ASSIGNMENT
Please copy each line in the records below that contains the string "person".

======== DATA TO USE

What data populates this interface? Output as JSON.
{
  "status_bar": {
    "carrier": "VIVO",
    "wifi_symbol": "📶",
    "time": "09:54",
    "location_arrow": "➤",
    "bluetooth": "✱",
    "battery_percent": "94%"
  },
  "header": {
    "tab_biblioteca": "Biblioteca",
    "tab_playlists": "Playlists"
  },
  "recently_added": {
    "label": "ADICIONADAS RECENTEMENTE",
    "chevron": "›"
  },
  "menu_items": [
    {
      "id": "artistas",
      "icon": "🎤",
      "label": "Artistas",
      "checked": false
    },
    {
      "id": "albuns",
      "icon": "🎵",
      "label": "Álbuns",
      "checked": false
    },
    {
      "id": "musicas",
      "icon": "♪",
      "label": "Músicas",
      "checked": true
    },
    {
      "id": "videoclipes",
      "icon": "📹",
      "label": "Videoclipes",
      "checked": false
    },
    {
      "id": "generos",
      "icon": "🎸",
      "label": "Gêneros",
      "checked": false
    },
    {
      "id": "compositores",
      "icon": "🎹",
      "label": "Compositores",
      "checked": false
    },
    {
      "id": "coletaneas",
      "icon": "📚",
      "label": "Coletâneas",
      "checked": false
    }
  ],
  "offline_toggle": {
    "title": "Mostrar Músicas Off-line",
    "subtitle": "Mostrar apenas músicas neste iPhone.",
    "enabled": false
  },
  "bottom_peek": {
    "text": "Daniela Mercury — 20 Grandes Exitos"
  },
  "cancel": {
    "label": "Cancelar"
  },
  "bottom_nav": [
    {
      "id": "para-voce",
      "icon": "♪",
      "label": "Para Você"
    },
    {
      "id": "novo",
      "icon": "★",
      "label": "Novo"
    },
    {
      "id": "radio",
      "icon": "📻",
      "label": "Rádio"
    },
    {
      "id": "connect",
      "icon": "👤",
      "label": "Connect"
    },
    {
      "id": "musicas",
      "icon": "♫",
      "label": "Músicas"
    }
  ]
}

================
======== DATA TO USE

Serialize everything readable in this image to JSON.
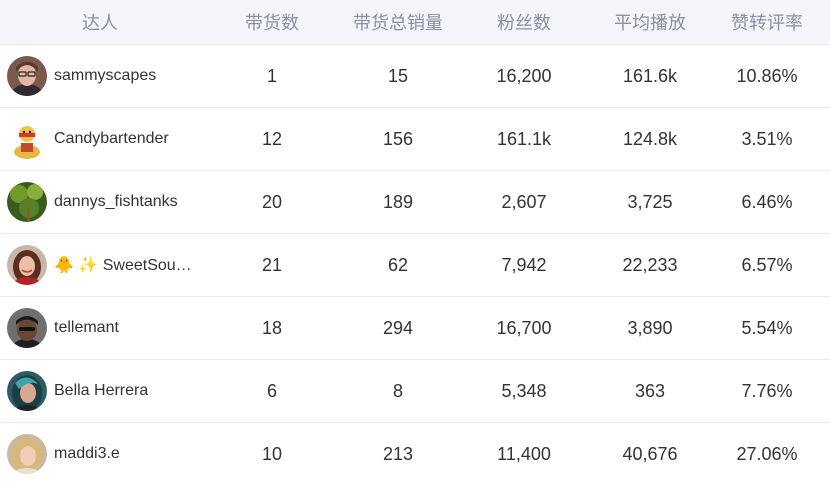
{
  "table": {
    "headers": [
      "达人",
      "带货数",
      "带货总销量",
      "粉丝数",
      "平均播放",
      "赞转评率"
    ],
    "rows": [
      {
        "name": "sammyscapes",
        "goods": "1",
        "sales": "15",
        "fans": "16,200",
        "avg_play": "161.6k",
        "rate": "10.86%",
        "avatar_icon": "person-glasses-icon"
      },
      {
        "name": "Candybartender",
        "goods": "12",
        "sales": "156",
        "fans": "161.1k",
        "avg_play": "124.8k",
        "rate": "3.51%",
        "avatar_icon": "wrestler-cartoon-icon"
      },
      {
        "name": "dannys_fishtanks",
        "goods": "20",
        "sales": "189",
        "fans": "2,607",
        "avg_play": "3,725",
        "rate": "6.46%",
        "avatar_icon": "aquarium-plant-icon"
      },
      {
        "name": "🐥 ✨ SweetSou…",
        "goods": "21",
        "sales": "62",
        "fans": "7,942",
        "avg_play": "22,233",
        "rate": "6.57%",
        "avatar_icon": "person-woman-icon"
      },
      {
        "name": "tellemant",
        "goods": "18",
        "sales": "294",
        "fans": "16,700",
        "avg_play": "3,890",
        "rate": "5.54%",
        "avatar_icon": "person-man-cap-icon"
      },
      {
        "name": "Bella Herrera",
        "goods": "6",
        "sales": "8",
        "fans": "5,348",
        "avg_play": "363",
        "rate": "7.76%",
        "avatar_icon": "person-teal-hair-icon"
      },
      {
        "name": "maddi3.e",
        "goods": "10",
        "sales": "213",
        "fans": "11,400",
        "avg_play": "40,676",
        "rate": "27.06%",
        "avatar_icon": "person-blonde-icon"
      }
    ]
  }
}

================

SOLUTION TO THIS TASK
        "avatar_icon": "person-glasses-icon"
        "avatar_icon": "person-woman-icon"
        "avatar_icon": "person-man-cap-icon"
        "avatar_icon": "person-teal-hair-icon"
        "avatar_icon": "person-blonde-icon"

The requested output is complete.